Fashion giant Next sees potential to open a raft of stores designed to transform the image of out-of-town shopping.
The retailer will turn its back on the traditional retail park ‘shed’ in selected locations and instead open statement stores that reflect its reputation for style while still meeting financial returns criteria.
“If we went back 20 years, we’d have built nicer sheds”
Simon Wolfson, Next chief executive
As it increasingly focuses on large-format stores, which this year will account for 70% of new space, Next sees opportunity to create what it calls “design-and-build” stores as it opens in new locations.
Next chief executive Simon Wolfson said: “Some of the new sites we have secured require the construction of a new building. We intend to use this as an opportunity to invest in the architecture and external appearance of our stores.
“Our aim is to redefine what can be achieved out of town, moving away from the traditional ‘shed’ to architectural buildings that reflect the design aspirations of our product ranges.
“To achieve this we are using high-quality materials both inside and outside of the buildings.”
The first such store opened at Hedge End, Southampton, in August, and sales expectations have been lifted from £19.5m to £21m on performance so far.
Two more are planned within the next 12 months in Maidstone, Kent, and High Wycombe, Bucks. Another will follow in Norwich in 2016 and several more are under negotiation with landlords and planners.
Wolfson said: “There’s an enormous opportunity to change the look and feel of out-of-town retail. If we went back 20 years, we’d have built nicer sheds. It was a slight own-goal now we know how much can be taken out of town.”
Next has also been improving the look of existing stores, such as that in Romford, Essex, where “plasticky-looking” cladding has been replaced with glass frontage.
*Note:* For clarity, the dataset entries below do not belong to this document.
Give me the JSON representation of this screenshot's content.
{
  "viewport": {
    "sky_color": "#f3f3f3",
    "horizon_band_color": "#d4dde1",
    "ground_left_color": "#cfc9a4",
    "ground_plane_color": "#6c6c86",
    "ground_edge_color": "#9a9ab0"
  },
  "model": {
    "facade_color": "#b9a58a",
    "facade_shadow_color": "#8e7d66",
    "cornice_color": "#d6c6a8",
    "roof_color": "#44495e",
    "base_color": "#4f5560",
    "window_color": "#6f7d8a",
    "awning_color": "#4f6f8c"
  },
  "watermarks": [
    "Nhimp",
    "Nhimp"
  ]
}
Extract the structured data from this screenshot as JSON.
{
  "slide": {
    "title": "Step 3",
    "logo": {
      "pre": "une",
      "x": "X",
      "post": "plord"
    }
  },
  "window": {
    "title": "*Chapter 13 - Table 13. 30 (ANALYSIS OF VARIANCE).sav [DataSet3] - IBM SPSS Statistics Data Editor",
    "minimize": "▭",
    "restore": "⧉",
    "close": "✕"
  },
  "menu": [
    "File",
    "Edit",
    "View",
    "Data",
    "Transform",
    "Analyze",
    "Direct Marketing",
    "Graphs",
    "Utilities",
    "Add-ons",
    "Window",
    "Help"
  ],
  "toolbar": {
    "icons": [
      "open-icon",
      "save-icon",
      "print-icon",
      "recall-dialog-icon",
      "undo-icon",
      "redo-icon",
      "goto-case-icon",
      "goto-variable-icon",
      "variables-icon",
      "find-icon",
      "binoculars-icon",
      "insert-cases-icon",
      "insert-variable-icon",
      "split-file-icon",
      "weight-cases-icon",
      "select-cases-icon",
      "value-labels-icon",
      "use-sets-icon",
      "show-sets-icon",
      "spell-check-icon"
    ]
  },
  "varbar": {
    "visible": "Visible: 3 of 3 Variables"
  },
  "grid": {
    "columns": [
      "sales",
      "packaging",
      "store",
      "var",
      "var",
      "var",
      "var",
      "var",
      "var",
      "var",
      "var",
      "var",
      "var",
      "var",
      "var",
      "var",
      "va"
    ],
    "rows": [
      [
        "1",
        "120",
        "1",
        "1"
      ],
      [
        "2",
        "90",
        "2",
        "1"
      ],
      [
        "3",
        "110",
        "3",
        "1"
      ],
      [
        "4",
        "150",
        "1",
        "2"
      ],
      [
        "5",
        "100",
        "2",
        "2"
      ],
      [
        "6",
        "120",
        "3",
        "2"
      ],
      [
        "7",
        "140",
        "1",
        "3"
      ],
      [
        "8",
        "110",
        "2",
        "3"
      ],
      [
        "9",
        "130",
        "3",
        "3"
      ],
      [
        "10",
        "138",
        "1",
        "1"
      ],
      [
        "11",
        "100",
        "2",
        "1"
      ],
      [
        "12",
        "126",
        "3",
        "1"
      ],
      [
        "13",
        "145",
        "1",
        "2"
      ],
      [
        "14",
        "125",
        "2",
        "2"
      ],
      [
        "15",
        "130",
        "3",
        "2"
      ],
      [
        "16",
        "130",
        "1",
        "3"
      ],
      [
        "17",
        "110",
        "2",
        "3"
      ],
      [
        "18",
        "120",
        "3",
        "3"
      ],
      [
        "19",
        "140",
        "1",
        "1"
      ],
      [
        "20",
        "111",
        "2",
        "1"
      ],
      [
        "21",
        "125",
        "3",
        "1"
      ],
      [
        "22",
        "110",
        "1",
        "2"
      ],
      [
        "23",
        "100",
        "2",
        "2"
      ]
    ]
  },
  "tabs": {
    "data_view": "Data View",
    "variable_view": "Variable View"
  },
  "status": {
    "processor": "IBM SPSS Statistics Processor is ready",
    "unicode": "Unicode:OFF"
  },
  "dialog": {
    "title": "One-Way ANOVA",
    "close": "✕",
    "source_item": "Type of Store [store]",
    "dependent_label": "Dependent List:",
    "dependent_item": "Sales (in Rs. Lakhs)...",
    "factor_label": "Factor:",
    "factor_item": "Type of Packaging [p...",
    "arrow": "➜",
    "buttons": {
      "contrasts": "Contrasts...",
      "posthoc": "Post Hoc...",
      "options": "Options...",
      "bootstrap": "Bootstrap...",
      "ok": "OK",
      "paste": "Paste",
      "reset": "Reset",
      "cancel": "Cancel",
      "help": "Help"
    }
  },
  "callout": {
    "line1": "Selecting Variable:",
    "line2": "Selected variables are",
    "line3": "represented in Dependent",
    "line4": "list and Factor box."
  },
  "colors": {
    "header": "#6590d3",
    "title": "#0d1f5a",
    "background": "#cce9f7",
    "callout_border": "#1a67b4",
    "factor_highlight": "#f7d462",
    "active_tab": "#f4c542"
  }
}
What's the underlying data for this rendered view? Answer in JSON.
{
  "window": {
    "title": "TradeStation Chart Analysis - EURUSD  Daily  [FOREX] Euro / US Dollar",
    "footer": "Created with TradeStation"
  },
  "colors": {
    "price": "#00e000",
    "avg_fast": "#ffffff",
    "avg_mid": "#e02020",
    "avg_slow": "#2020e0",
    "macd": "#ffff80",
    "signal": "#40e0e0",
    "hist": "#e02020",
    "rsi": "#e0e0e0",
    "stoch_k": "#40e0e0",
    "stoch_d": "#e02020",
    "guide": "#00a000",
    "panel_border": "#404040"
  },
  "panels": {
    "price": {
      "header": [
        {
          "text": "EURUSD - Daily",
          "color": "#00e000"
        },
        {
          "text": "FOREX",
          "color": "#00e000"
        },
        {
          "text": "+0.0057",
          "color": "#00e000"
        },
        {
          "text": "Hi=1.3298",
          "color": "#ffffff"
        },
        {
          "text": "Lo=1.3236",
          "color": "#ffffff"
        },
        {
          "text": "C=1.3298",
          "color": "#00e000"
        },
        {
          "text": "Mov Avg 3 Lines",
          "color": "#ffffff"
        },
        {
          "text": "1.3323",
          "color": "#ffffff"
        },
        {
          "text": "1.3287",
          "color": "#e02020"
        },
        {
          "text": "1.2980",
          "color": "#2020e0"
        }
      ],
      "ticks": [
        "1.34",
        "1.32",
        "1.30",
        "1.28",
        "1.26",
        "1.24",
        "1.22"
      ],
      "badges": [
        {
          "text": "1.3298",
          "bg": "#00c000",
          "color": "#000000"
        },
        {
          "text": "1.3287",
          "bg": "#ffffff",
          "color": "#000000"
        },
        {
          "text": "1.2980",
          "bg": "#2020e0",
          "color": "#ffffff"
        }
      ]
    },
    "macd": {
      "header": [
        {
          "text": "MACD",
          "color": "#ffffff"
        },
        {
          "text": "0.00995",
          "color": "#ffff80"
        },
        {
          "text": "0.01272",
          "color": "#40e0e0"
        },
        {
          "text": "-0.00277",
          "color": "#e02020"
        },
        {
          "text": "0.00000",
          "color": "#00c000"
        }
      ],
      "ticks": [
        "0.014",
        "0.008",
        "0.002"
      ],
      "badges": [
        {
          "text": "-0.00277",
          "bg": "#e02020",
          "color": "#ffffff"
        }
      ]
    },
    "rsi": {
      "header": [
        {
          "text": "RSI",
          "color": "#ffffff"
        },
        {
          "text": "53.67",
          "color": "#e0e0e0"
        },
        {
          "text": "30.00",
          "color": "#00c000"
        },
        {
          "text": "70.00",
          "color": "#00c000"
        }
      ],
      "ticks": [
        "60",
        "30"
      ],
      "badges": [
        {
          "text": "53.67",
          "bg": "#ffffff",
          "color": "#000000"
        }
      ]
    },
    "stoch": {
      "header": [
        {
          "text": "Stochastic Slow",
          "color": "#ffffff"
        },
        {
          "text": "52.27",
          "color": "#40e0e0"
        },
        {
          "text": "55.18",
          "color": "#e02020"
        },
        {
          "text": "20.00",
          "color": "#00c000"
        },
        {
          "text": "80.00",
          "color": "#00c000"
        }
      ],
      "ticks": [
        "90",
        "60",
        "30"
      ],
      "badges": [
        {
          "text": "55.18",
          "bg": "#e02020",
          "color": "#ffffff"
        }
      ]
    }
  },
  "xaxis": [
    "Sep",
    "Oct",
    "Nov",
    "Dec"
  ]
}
Development of the store estate is one of Next’s five priorities in the current year.